(From The New Yorker): Replicability is how the community enforces itself. It’s a safeguard for the creep of subjectivity. Most of the time, scientists know what results they want, and that can influence the results they get. The premise of replicability is that the scientific community can correct for these flaws.

But now all sorts of well-established, multiply confirmed findings have started to look increasingly uncertain. It’s as if our facts were losing their truth: claims that have been enshrined in textbooks are suddenly unprovable. This phenomenon doesn’t yet have an official name, but it’s occurring across a wide range of fields, from psychology to ecology.  (Read more…)

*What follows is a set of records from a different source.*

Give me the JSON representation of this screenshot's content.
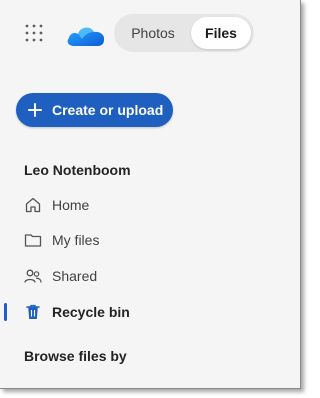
{
  "app": {
    "switcher": {
      "photos_label": "Photos",
      "files_label": "Files",
      "selected": "Files"
    }
  },
  "actions": {
    "create_label": "Create or upload"
  },
  "user": {
    "name": "Leo Notenboom"
  },
  "nav": {
    "items": [
      {
        "label": "Home",
        "icon": "home-icon"
      },
      {
        "label": "My files",
        "icon": "folder-icon"
      },
      {
        "label": "Shared",
        "icon": "people-icon"
      },
      {
        "label": "Recycle bin",
        "icon": "trash-icon",
        "active": true
      }
    ]
  },
  "browse": {
    "title": "Browse files by"
  },
  "colors": {
    "accent": "#1f5fbf",
    "panel_bg": "#f5f5f5"
  }
}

Hence the rise of artist’s statements, museum wall text, and pre-concert lectures, all attempts to reduce to information experiences which, when at their best, are ineffable—emotional rather than intellectual.

The valuing of information over creativity and experience are also part of the current crisis in higher education, in all education:

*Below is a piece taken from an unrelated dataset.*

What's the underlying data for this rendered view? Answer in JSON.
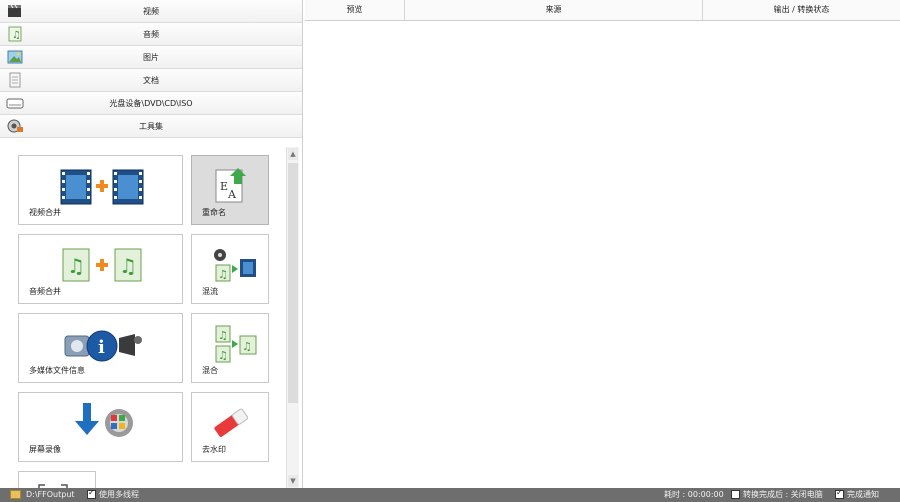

(From The Nation) Online courses, distance learning, do-it-yourself instruction: this is the future we’re being offered. Why teach a required art history course to twenty students at a time when you can march them through a self-guided online textbook followed by a multiple-choice exam? Why have professors or even graduate students grade papers when you can outsource them to BAs around the country, even the world? Why waste time with office hours when students can interact with their professors via e-mail? (Read more…)

[So as well as substituting information for experience, we also expect to substitute online teaching relationships for those that are face-to-face.  Where does it stop? With online marriages? How about Skyped parenting? If we have the whole world to choose from, surely there’s someone in India who’s a better parent that you.]

Instead of getting rid of primary school playgrounds, eliminating liberal arts programs, and emphasizing rote like the Tiger Mother, we should be doing the opposite—because, without our recognizing it, the Information Age has segued into the Creative Age. There’s no longer such thing as career or even information security, and starting right now everyone has to be an entrepreneur. That’s what recent college graduates are finding out, that there’s no safe job to slip into, no set path; they have to make the whole thing up.  As do we. Those of us who’ve been at whatever it is we do for any length of time, have to completely rethink it—and furthermore, understand that this process of reinvention is not going to stop.

This rapidly changing world is one for which artistswho have always had to make it upmay be the best prepared.

Who knew?

*This idea is not original. In Self-Reliance, Emerson calls “spontaneity” and “instinct” the “essence of life.” “We denote this primary wisdom as Intuition,” he says, “whilst all later teachings are tuition.”